Hi all new Literature Students! By now, most of you will be aware of your postings to a Literature course (at least for my Singaporean readers anyway). I am aware that some of you will be excited to do literature; some of you will not be as excited (for various reasons). Some of you will have done literature before; some of you have not taken a single literature class.

Whichever kind of Literature student you are, welcome to the world of Literature. 🙂 Now get prepared for 4 years of late night essay writing, reading and arguing with your friends.

Yes, I want you to get it out of your head that this will be an easy journey. Forget the stereotype of English majors clubbing and getting drunk while the science students memorize stack of notes (that only ever happens on exchange and then it is highly dependent on where you go to). While it is true that science students may memorize stacks of notes, we don’t have it much easier. This is especially true if you hate reading (unfortunately). So be prepared to read late into the night, argue things inside your head and laugh at how ludicrous some things may be.

And when it comes to essay season, be prepared to work into the night sometimes. There will be that moment when you have an essay you just cannot seem to write with a deadline in less than 24 hours and you have to produce something somehow. But that sense of achievement when you produce something will be something that you can hold on to and will be something that you can refer to in those moments when you need to think “I can do this”.

Be prepared to be horrified at the state of the human condition sometimes. To travel to the depths of what some might know as evil, and to empathize with these same people who we may think of as evil. Be prepared to question the assumptions that you hold at the present moment, and then reconstruct your values when they don’t hold. But don’t lose faith in the human condition- just as you should mentally prepare yourself for the stories that will shake you, also remember that there is good in the world.

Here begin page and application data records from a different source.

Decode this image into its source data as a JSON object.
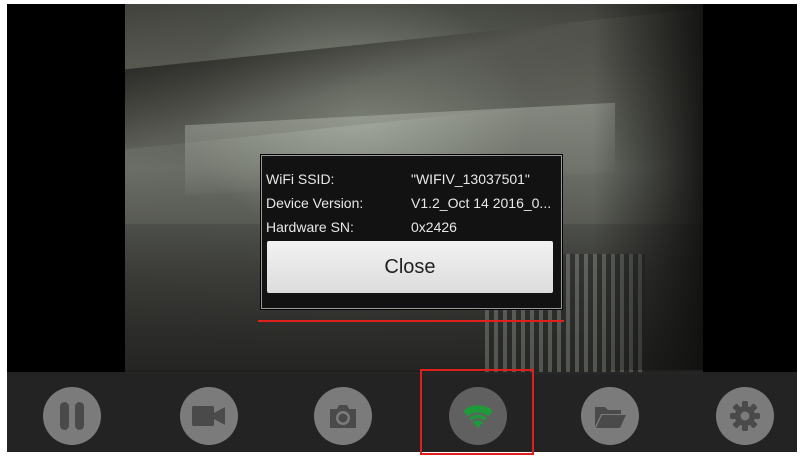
{
  "dialog": {
    "rows": [
      {
        "label": "WiFi SSID:",
        "value": "\"WIFIV_13037501\""
      },
      {
        "label": "Device Version:",
        "value": "V1.2_Oct 14 2016_0..."
      },
      {
        "label": "Hardware SN:",
        "value": "0x2426"
      }
    ],
    "close_label": "Close"
  },
  "toolbar": {
    "buttons": [
      {
        "icon": "pause-icon"
      },
      {
        "icon": "video-camera-icon"
      },
      {
        "icon": "camera-icon"
      },
      {
        "icon": "wifi-icon",
        "active": true
      },
      {
        "icon": "folder-icon"
      },
      {
        "icon": "gear-icon"
      }
    ]
  },
  "colors": {
    "wifi_active": "#1f9a3a",
    "highlight": "#e0201c",
    "icon_fill": "#4a4a4a"
  }
}
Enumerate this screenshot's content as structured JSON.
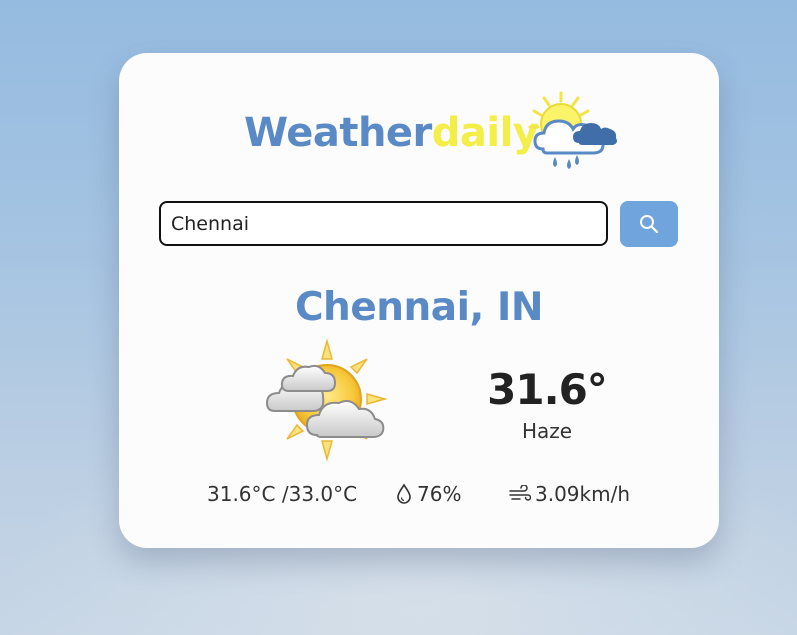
{
  "brand": {
    "name_part1": "Weather",
    "name_part2": "daily",
    "logo_icon": "sun-cloud-rain-icon",
    "colors": {
      "primary": "#5a8ac6",
      "accent": "#f3ee48"
    }
  },
  "search": {
    "value": "Chennai",
    "button_icon": "search-icon",
    "button_color": "#6fa4dc"
  },
  "weather": {
    "location": "Chennai, IN",
    "condition_icon": "sun-behind-clouds-icon",
    "temperature": "31.6°",
    "description": "Haze",
    "min_max": "31.6°C /33.0°C",
    "humidity": "76%",
    "humidity_icon": "droplet-icon",
    "wind": "3.09km/h",
    "wind_icon": "wind-icon"
  }
}
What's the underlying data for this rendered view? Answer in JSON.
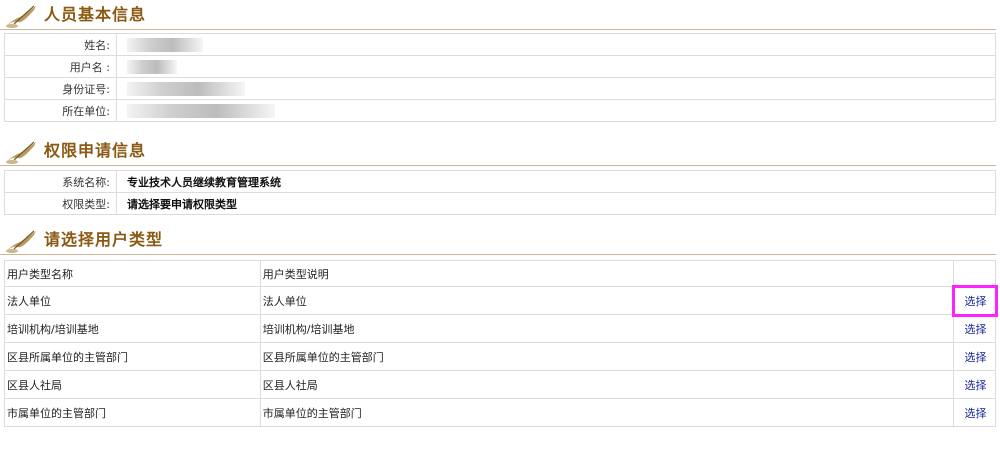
{
  "sections": {
    "basic": {
      "title": "人员基本信息"
    },
    "permission": {
      "title": "权限申请信息"
    },
    "usertype": {
      "title": "请选择用户类型"
    }
  },
  "basic_info": {
    "rows": [
      {
        "label": "姓名:"
      },
      {
        "label": "用户名 :"
      },
      {
        "label": "身份证号:"
      },
      {
        "label": "所在单位:"
      }
    ]
  },
  "permission_info": {
    "rows": [
      {
        "label": "系统名称:",
        "value": "专业技术人员继续教育管理系统"
      },
      {
        "label": "权限类型:",
        "value": "请选择要申请权限类型"
      }
    ]
  },
  "user_types": {
    "headers": [
      "用户类型名称",
      "用户类型说明",
      ""
    ],
    "rows": [
      {
        "name": "法人单位",
        "desc": "法人单位",
        "action": "选择"
      },
      {
        "name": "培训机构/培训基地",
        "desc": "培训机构/培训基地",
        "action": "选择"
      },
      {
        "name": "区县所属单位的主管部门",
        "desc": "区县所属单位的主管部门",
        "action": "选择"
      },
      {
        "name": "区县人社局",
        "desc": "区县人社局",
        "action": "选择"
      },
      {
        "name": "市属单位的主管部门",
        "desc": "市属单位的主管部门",
        "action": "选择"
      }
    ]
  },
  "icons": {
    "section_header": "quill-pen-icon"
  },
  "colors": {
    "title": "#8a5a12",
    "link": "#1a2a9a",
    "highlight": "#ff22ff"
  }
}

Finally, there will be people who will tell you all your major is good for is teaching. If you want to laze about in bed all day and not get anything out of your degree, it doesn’t matter which degree you are taking. Your degree is automatically useless. If you are prepared to go the extra mile though, the things you can get out of your literature degree will be immensely valuable. You will learn how to communicate well. You will be able to persuade people easily. Most of all, you will learn how to question everything, including yourself. While this is not something unique to Literature, that is the point- you will be on equal footing with a lot of people. What you do with the skills… well, that is up to you.

As for why you should believe me? Technically I am an anonymous person on the Internet telling you about a topic that I may not have any experience on. So you should read this and question me. When you do, my job here is done.